PROBLEM TO WORK ON:
Every line of the records that contains "this" should be tallied, and only the resulting number returned.
-- RECORDS SUPPLIED follows --
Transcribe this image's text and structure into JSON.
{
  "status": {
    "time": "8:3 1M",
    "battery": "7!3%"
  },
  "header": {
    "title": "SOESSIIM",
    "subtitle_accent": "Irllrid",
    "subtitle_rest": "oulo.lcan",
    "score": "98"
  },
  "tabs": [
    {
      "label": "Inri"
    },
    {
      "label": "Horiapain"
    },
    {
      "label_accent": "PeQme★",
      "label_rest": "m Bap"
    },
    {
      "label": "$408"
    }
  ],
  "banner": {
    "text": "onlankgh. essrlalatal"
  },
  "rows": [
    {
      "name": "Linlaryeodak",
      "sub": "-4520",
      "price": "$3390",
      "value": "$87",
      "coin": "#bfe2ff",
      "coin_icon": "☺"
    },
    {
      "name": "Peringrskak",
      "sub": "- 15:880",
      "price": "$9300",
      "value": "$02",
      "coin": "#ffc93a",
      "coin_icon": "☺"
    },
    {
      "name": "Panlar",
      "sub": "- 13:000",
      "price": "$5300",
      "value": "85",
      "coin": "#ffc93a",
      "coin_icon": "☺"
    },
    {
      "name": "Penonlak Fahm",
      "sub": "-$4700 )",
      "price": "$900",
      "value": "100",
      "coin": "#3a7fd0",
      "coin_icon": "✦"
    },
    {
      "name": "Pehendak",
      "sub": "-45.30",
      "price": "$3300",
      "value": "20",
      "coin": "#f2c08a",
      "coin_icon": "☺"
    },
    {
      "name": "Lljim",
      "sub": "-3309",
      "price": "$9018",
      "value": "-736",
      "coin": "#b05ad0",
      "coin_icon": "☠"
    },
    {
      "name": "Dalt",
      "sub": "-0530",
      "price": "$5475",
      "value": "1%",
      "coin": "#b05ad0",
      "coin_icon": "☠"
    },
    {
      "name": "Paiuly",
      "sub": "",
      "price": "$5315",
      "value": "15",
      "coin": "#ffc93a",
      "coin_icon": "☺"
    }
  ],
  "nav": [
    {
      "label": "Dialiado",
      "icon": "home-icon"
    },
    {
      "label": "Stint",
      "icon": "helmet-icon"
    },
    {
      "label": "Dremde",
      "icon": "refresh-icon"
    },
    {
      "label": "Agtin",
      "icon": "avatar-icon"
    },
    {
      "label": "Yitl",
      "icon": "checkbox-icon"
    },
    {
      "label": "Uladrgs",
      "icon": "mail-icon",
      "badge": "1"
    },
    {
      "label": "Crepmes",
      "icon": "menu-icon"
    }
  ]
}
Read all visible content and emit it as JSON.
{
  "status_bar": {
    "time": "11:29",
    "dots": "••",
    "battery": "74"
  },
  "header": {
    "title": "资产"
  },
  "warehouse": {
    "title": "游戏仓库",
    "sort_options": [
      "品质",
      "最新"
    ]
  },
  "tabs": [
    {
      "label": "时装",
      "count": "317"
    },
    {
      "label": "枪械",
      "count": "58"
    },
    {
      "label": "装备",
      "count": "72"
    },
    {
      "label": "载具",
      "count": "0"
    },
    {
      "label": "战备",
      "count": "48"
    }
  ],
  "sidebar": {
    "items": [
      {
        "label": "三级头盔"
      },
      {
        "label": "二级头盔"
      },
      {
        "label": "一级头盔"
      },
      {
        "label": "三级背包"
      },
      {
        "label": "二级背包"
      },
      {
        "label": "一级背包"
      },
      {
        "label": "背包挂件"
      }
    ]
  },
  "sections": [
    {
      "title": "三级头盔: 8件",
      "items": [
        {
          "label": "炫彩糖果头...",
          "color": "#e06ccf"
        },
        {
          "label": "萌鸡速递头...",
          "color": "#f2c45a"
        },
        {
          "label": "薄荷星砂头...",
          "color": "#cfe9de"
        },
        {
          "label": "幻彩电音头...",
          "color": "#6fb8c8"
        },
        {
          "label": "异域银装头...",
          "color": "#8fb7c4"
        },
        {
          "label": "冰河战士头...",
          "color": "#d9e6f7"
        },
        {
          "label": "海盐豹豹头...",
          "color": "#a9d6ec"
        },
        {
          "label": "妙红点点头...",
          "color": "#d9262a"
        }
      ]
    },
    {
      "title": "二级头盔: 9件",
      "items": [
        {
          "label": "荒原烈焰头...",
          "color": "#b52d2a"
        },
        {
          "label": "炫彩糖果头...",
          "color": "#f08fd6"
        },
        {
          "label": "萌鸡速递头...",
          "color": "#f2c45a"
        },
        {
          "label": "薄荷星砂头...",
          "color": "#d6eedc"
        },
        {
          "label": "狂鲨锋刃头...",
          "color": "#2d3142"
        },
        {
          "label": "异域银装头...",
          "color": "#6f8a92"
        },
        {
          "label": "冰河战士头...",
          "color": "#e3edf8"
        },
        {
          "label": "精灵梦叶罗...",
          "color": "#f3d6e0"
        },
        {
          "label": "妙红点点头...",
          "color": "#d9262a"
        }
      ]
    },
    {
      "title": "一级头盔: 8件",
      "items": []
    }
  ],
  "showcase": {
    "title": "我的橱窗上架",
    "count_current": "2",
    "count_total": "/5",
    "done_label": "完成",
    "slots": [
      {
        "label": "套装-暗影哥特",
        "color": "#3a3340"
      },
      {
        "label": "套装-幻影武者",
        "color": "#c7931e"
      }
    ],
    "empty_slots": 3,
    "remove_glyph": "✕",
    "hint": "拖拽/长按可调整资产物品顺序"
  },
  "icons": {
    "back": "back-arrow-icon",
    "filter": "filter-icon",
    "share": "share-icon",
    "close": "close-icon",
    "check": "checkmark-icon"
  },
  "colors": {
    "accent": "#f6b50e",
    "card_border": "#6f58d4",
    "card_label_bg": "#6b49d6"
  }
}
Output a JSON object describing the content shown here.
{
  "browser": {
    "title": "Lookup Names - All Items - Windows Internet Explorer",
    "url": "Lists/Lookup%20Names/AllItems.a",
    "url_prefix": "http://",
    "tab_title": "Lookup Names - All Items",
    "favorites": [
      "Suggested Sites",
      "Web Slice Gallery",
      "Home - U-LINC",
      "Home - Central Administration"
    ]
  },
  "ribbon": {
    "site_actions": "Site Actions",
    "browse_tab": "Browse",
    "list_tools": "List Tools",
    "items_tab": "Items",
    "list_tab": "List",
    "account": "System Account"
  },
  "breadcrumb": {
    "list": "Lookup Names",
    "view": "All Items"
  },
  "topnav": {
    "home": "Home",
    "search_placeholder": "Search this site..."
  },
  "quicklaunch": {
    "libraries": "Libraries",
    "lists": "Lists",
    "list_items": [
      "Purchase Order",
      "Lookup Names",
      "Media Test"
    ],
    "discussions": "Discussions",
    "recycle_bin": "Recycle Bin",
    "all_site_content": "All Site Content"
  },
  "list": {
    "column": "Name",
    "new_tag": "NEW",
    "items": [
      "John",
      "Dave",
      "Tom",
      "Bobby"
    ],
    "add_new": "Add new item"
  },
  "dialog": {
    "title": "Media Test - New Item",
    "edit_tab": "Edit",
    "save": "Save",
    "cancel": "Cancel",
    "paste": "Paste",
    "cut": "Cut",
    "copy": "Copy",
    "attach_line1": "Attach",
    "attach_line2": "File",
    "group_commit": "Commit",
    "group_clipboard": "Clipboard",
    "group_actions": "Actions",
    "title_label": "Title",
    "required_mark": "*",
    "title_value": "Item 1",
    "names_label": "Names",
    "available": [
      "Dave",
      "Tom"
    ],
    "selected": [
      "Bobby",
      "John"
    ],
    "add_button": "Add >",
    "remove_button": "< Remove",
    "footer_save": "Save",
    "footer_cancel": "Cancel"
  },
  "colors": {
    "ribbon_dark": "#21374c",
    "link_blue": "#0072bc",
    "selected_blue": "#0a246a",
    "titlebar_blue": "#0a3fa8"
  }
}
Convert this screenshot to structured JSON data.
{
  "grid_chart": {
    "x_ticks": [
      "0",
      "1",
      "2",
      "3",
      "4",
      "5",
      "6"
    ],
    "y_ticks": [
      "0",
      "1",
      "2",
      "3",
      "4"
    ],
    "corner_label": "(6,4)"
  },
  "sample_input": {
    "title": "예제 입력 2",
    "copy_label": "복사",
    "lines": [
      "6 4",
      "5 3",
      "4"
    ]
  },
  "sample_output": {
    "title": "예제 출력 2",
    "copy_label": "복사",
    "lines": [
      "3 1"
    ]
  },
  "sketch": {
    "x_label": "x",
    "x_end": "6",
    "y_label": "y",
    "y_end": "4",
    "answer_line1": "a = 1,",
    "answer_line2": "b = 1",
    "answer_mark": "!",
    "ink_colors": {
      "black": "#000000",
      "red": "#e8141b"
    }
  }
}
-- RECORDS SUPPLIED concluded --
RESULT OF THE EXERCISE:
3